"Thine the Story" from Finishing Touches: A Journal of Faith
Kristin Peura

This morning I awoke with a hymn running through my mind. The tune is simple but hauntingly beautiful and it remains one of my most favorite hymns of all that I know:

Thine the amen thine the praise alleluias angels raise
Thine the everlasting head thine the breaking of the bread
Thine the glory thine the story thine the harvest then the cup
Thine the vineyard then the cup is lifted up lifted up.

Heavenly Father, do you plant seeds of ideas in my head even as you planted the very people I needed last year in my life as I turned to you in prayer and as I grappled with cancer and all its ramifications? Is this garden of my life one that you would grow for yourself, cultivating me with your word, watering me with the tears you shed on my behalf as you watch me stumble, helping me grow by bearing me in your compassionate arms as your faithful people reach out to me not only in times of stress and sorrow but in times of joy as well? But it is the story, Lord, the story which you have implanted in my heart that changes me, that gives me hope, in spite of my weaknesses, in spite of my sinful thoughts, in spite of myself.

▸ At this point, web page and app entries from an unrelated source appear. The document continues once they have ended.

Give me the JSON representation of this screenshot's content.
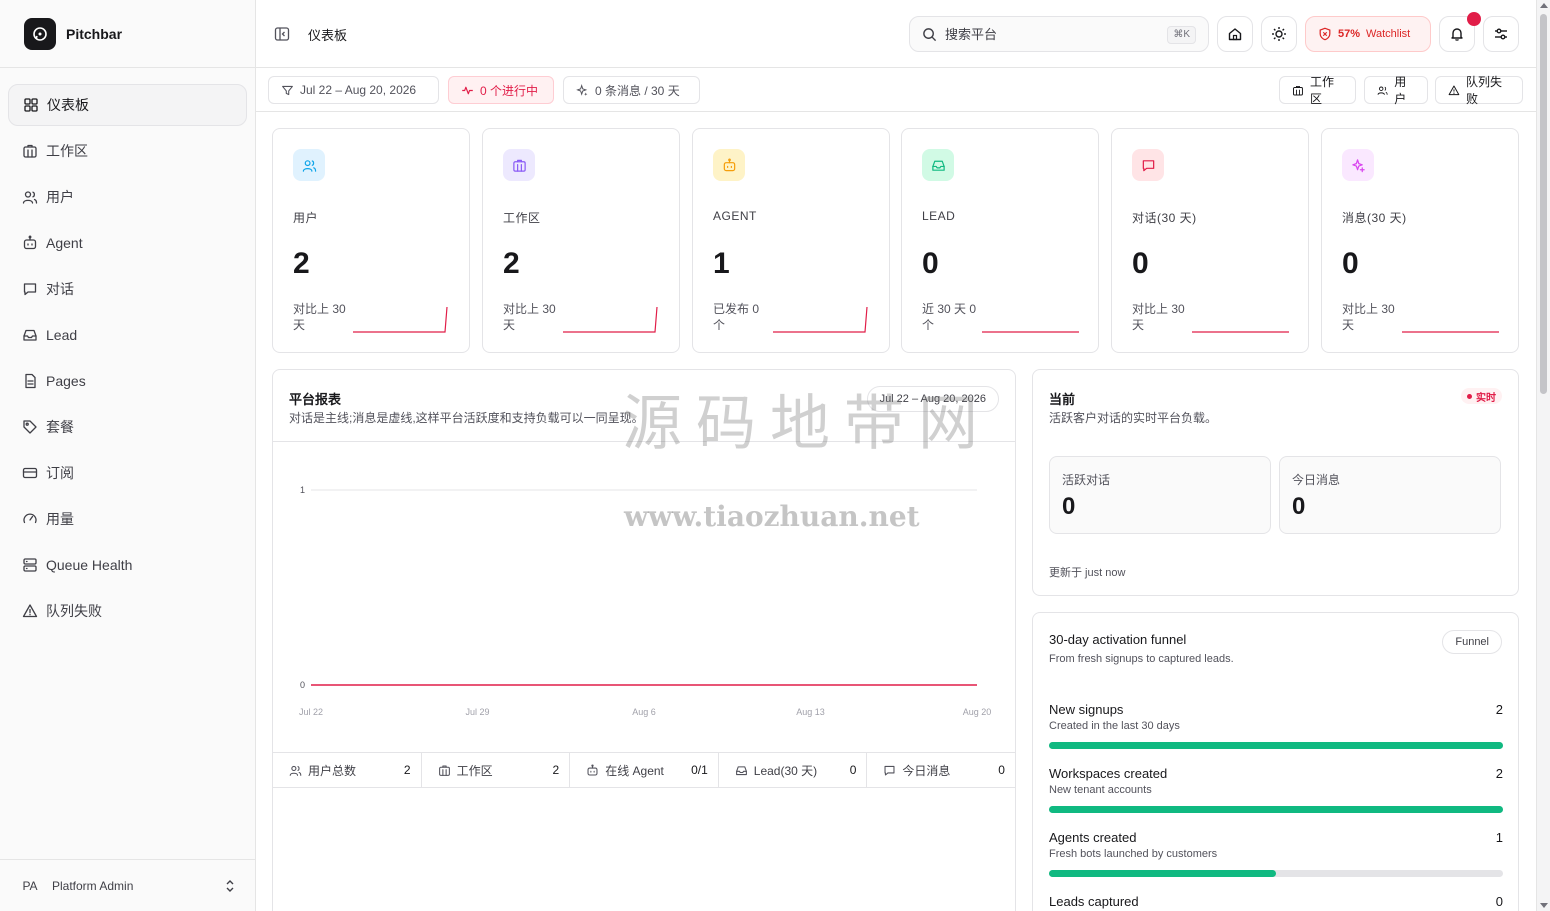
{
  "app": {
    "name": "Pitchbar",
    "page_title": "仪表板"
  },
  "sidebar": {
    "items": [
      {
        "label": "仪表板",
        "icon": "dashboard-icon",
        "active": true
      },
      {
        "label": "工作区",
        "icon": "building-icon"
      },
      {
        "label": "用户",
        "icon": "users-icon"
      },
      {
        "label": "Agent",
        "icon": "bot-icon"
      },
      {
        "label": "对话",
        "icon": "chat-icon"
      },
      {
        "label": "Lead",
        "icon": "inbox-icon"
      },
      {
        "label": "Pages",
        "icon": "document-icon"
      },
      {
        "label": "套餐",
        "icon": "tag-icon"
      },
      {
        "label": "订阅",
        "icon": "card-icon"
      },
      {
        "label": "用量",
        "icon": "gauge-icon"
      },
      {
        "label": "Queue Health",
        "icon": "server-icon"
      },
      {
        "label": "队列失败",
        "icon": "warning-icon"
      }
    ],
    "user": {
      "initials": "PA",
      "name": "Platform Admin"
    }
  },
  "header": {
    "search_placeholder": "搜索平台",
    "search_shortcut": "⌘K",
    "watchlist_percent": "57%",
    "watchlist_label": "Watchlist"
  },
  "filters": {
    "date_range": "Jul 22 – Aug 20, 2026",
    "in_progress": "0 个进行中",
    "messages": "0 条消息 / 30 天",
    "right_buttons": [
      "工作区",
      "用户",
      "队列失败"
    ]
  },
  "stats": [
    {
      "label": "用户",
      "value": "2",
      "note": "对比上 30 天",
      "icon": "users-icon",
      "color": "#0ea5e9",
      "bg": "#e0f2fe"
    },
    {
      "label": "工作区",
      "value": "2",
      "note": "对比上 30 天",
      "icon": "building-icon",
      "color": "#8b5cf6",
      "bg": "#ede9fe"
    },
    {
      "label": "AGENT",
      "value": "1",
      "note": "已发布 0 个",
      "icon": "bot-icon",
      "color": "#f59e0b",
      "bg": "#fef3c7"
    },
    {
      "label": "LEAD",
      "value": "0",
      "note": "近 30 天 0 个",
      "icon": "inbox-icon",
      "color": "#10b981",
      "bg": "#d1fae5"
    },
    {
      "label": "对话(30 天)",
      "value": "0",
      "note": "对比上 30 天",
      "icon": "chat-icon",
      "color": "#e11d48",
      "bg": "#ffe4e6"
    },
    {
      "label": "消息(30 天)",
      "value": "0",
      "note": "对比上 30 天",
      "icon": "sparkle-icon",
      "color": "#d946ef",
      "bg": "#fae8ff"
    }
  ],
  "report": {
    "title": "平台报表",
    "subtitle": "对话是主线;消息是虚线,这样平台活跃度和支持负载可以一同呈现。",
    "date_pill": "Jul 22 – Aug 20, 2026",
    "metrics": [
      {
        "label": "用户总数",
        "value": "2",
        "icon": "users-icon"
      },
      {
        "label": "工作区",
        "value": "2",
        "icon": "building-icon"
      },
      {
        "label": "在线 Agent",
        "value": "0/1",
        "icon": "bot-icon"
      },
      {
        "label": "Lead(30 天)",
        "value": "0",
        "icon": "inbox-icon"
      },
      {
        "label": "今日消息",
        "value": "0",
        "icon": "chat-icon"
      }
    ]
  },
  "chart_data": {
    "type": "line",
    "x_ticks": [
      "Jul 22",
      "Jul 29",
      "Aug 6",
      "Aug 13",
      "Aug 20"
    ],
    "y_ticks": [
      "0",
      "1"
    ],
    "ylim": [
      0,
      1
    ],
    "series": [
      {
        "values": [
          0,
          0,
          0,
          0,
          0
        ],
        "color": "#e11d48"
      }
    ],
    "grid": true
  },
  "live": {
    "title": "当前",
    "subtitle": "活跃客户对话的实时平台负载。",
    "badge": "实时",
    "active_label": "活跃对话",
    "active_value": "0",
    "today_label": "今日消息",
    "today_value": "0",
    "updated": "更新于 just now"
  },
  "funnel": {
    "title": "30-day activation funnel",
    "subtitle": "From fresh signups to captured leads.",
    "pill": "Funnel",
    "steps": [
      {
        "label": "New signups",
        "sub": "Created in the last 30 days",
        "value": "2",
        "fraction": 1.0
      },
      {
        "label": "Workspaces created",
        "sub": "New tenant accounts",
        "value": "2",
        "fraction": 1.0
      },
      {
        "label": "Agents created",
        "sub": "Fresh bots launched by customers",
        "value": "1",
        "fraction": 0.5
      },
      {
        "label": "Leads captured",
        "sub": "",
        "value": "0",
        "fraction": 0
      }
    ]
  },
  "watermark": {
    "cn": "源码地带网",
    "url": "www.tiaozhuan.net"
  }
}
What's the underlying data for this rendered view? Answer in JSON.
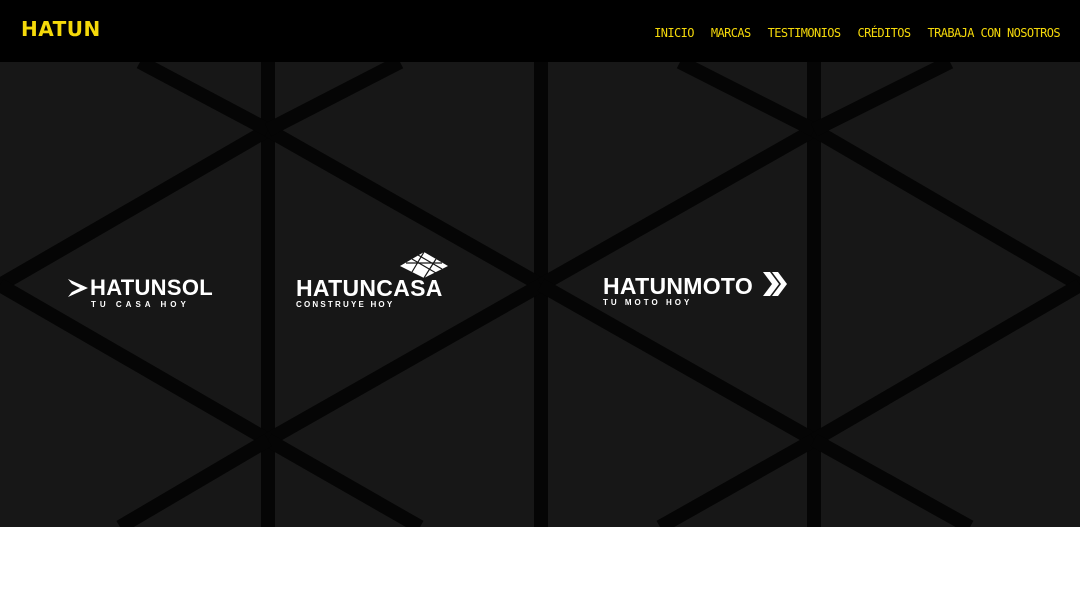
{
  "header": {
    "logo": "HATUN",
    "nav": [
      {
        "label": "INICIO"
      },
      {
        "label": "MARCAS"
      },
      {
        "label": "TESTIMONIOS"
      },
      {
        "label": "CRÉDITOS"
      },
      {
        "label": "TRABAJA CON NOSOTROS"
      }
    ]
  },
  "brands": [
    {
      "name": "HATUNSOL",
      "tagline": "TU CASA HOY",
      "icon": "sun-arrow-icon"
    },
    {
      "name": "HATUNCASA",
      "tagline": "CONSTRUYE HOY",
      "icon": "house-grid-icon"
    },
    {
      "name": "HATUNMOTO",
      "tagline": "TU MOTO HOY",
      "icon": "chevrons-icon"
    }
  ],
  "colors": {
    "accent": "#f5d90a",
    "header_bg": "#000000",
    "hero_bg": "#171717",
    "lines": "#050505",
    "logo_text": "#ffffff"
  }
}
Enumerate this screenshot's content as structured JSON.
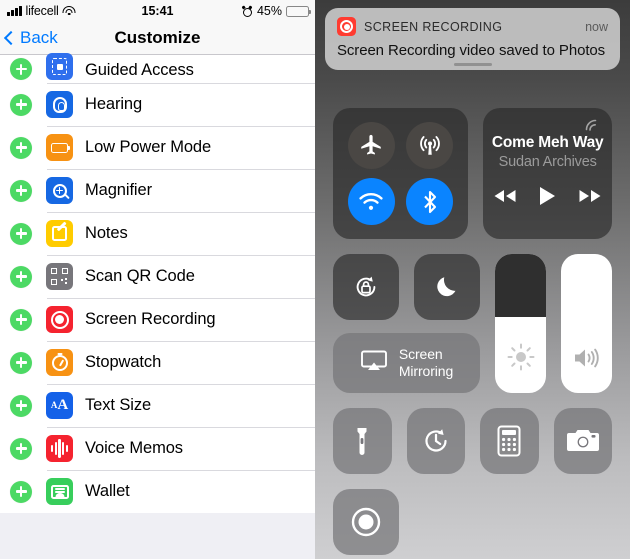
{
  "left": {
    "statusbar": {
      "carrier": "lifecell",
      "time": "15:41",
      "battery_percent": "45%",
      "signal_icon": "cellular-bars-icon",
      "wifi_icon": "wifi-icon",
      "alarm_icon": "alarm-clock-icon",
      "battery_icon": "battery-icon"
    },
    "nav": {
      "back_label": "Back",
      "title": "Customize",
      "back_icon": "chevron-left-icon"
    },
    "list": [
      {
        "label": "Guided Access",
        "icon": "guided-access-icon",
        "color": "#2F6FED",
        "add_icon": "plus-circle-icon",
        "clipped": true
      },
      {
        "label": "Hearing",
        "icon": "hearing-icon",
        "color": "#1668E3",
        "add_icon": "plus-circle-icon",
        "clipped": false
      },
      {
        "label": "Low Power Mode",
        "icon": "low-power-mode-icon",
        "color": "#F79213",
        "add_icon": "plus-circle-icon",
        "clipped": false
      },
      {
        "label": "Magnifier",
        "icon": "magnifier-icon",
        "color": "#1668E3",
        "add_icon": "plus-circle-icon",
        "clipped": false
      },
      {
        "label": "Notes",
        "icon": "notes-icon",
        "color": "#FFCC00",
        "add_icon": "plus-circle-icon",
        "clipped": false
      },
      {
        "label": "Scan QR Code",
        "icon": "scan-qr-code-icon",
        "color": "#77767B",
        "add_icon": "plus-circle-icon",
        "clipped": false
      },
      {
        "label": "Screen Recording",
        "icon": "screen-recording-icon",
        "color": "#F5232F",
        "add_icon": "plus-circle-icon",
        "clipped": false
      },
      {
        "label": "Stopwatch",
        "icon": "stopwatch-icon",
        "color": "#F79213",
        "add_icon": "plus-circle-icon",
        "clipped": false
      },
      {
        "label": "Text Size",
        "icon": "text-size-icon",
        "color": "#1461E8",
        "add_icon": "plus-circle-icon",
        "clipped": false
      },
      {
        "label": "Voice Memos",
        "icon": "voice-memos-icon",
        "color": "#F5232F",
        "add_icon": "plus-circle-icon",
        "clipped": false
      },
      {
        "label": "Wallet",
        "icon": "wallet-icon",
        "color": "#38CE5C",
        "add_icon": "plus-circle-icon",
        "clipped": false
      }
    ],
    "accent_color": "#007AFF",
    "add_button_color": "#4CD964"
  },
  "right": {
    "notification": {
      "app_name": "SCREEN RECORDING",
      "time": "now",
      "body": "Screen Recording video saved to Photos",
      "app_icon": "screen-recording-icon",
      "grabber": "drag-handle"
    },
    "connectivity": [
      {
        "name": "airplane-mode",
        "icon": "airplane-icon",
        "state": "off"
      },
      {
        "name": "cellular-data",
        "icon": "cellular-antenna-icon",
        "state": "off"
      },
      {
        "name": "wifi",
        "icon": "wifi-icon",
        "state": "on"
      },
      {
        "name": "bluetooth",
        "icon": "bluetooth-icon",
        "state": "on"
      }
    ],
    "now_playing": {
      "title": "Come Meh Way",
      "artist": "Sudan Archives",
      "airplay_icon": "airplay-audio-icon",
      "previous_icon": "rewind-icon",
      "play_icon": "play-icon",
      "next_icon": "fast-forward-icon"
    },
    "toggles": {
      "rotation_lock": {
        "icon": "rotation-lock-icon",
        "state": "off"
      },
      "do_not_disturb": {
        "icon": "moon-icon",
        "state": "off"
      }
    },
    "screen_mirroring": {
      "label_line1": "Screen",
      "label_line2": "Mirroring",
      "icon": "airplay-screen-icon"
    },
    "brightness": {
      "value": 55,
      "icon": "brightness-sun-icon"
    },
    "volume": {
      "value": 100,
      "icon": "speaker-waves-icon"
    },
    "shortcuts": [
      {
        "name": "flashlight",
        "icon": "flashlight-icon"
      },
      {
        "name": "timer",
        "icon": "timer-icon"
      },
      {
        "name": "calculator",
        "icon": "calculator-icon"
      },
      {
        "name": "camera",
        "icon": "camera-icon"
      }
    ],
    "screen_record_button": {
      "name": "screen-recording",
      "icon": "record-circle-icon"
    },
    "on_color": "#0A84FF",
    "off_color": "#4A4744"
  }
}
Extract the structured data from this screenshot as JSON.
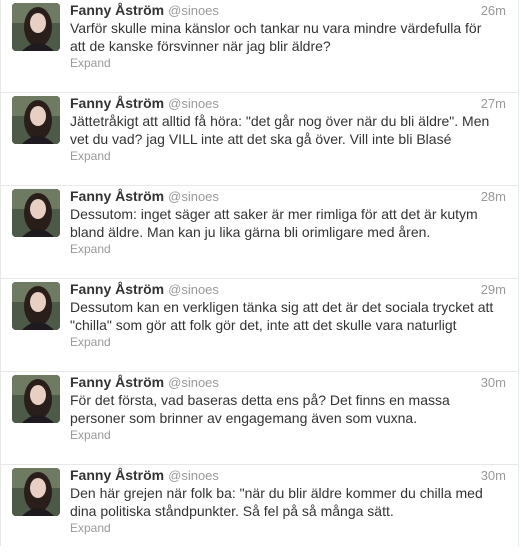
{
  "tweets": [
    {
      "name": "Fanny Åström",
      "handle": "@sinoes",
      "time": "26m",
      "text": "Varför skulle mina känslor och tankar nu vara mindre värdefulla för att de kanske försvinner när jag blir äldre?",
      "expand": "Expand"
    },
    {
      "name": "Fanny Åström",
      "handle": "@sinoes",
      "time": "27m",
      "text": "Jättetråkigt att alltid få höra: \"det går nog över när du bli äldre\". Men vet du vad? jag VILL inte att det ska gå över. Vill inte bli Blasé",
      "expand": "Expand"
    },
    {
      "name": "Fanny Åström",
      "handle": "@sinoes",
      "time": "28m",
      "text": "Dessutom: inget säger att saker är mer rimliga för att det är kutym bland äldre. Man kan ju lika gärna bli orimligare med åren.",
      "expand": "Expand"
    },
    {
      "name": "Fanny Åström",
      "handle": "@sinoes",
      "time": "29m",
      "text": "Dessutom kan en verkligen tänka sig att det är det sociala trycket att \"chilla\" som gör att folk gör det, inte att det skulle vara naturligt",
      "expand": "Expand"
    },
    {
      "name": "Fanny Åström",
      "handle": "@sinoes",
      "time": "30m",
      "text": "För det första, vad baseras detta ens på? Det finns en massa personer som brinner av engagemang även som vuxna.",
      "expand": "Expand"
    },
    {
      "name": "Fanny Åström",
      "handle": "@sinoes",
      "time": "30m",
      "text": "Den här grejen när folk ba: \"när du blir äldre kommer du chilla med dina politiska ståndpunkter. Så fel på så många sätt.",
      "expand": "Expand"
    }
  ]
}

And the story is so simple! The story is the empty tomb. It is the angels in the heavens who announce in glorious song, the birth of a Savior to a small group of pitiful shepherds who cower in fright as they listen and obey. It is the angels who surely sing in eleven part harmony, a more beautiful and moving "Alleluia" than shall ever be composed or sung by mankind, on the glorious day of Resurrection, at the mouth of the empty tomb. It is the breaking of the bread of heaven, the body of Christ, in which our sinful nature is bought with a price so dear. It is the glory of the harvest, the filling of the cup of life with salvation, the holding of this cup for all to see, the raising it up in obedience and trust and the drinking of it to the bottom by the one who, for all time, came to drink the bitter dregs which are in our cups, too. It is a cross, a simple wooden cross that would drain the life from any man who hung from it, but could not contain the death of Jesus Christ. And this cross, hanging on history's time line like a diamond in the rough, has been worshiped and scorned, glorified and despised, deified, defied and defiled, loved and hated more than any object in the history of mankind. But it exists still. It can not be ignored. It compels us to belief. It is mocked by an empty tomb. It tells the story - Death is no more!

It is any wonder that we call Jesus "Savior?" The wonder is only, with so much of the pompous religiosity which we have developed since the story began, that we have not altered the story so much that the saving grace of God becomes unrecognizable. But grace is here and it has ever been so.

Thine the glory in the night no more dying only light
Thine the river thine the tree then the Lamb eternally
Then the holy holy holy celebration jubilee
Thine the splendor thine the brightness only thee only thee.

Can we, at our ending, ever ask for more than this, to be welcomed home from our journey into the light of the Living God in a holy, mystical jubilation of celebration? Joy. Joy beyond our knowing. Joy beyond our expectation. Joy beyond our hope. Joy in the story. Joy in the "Amen!"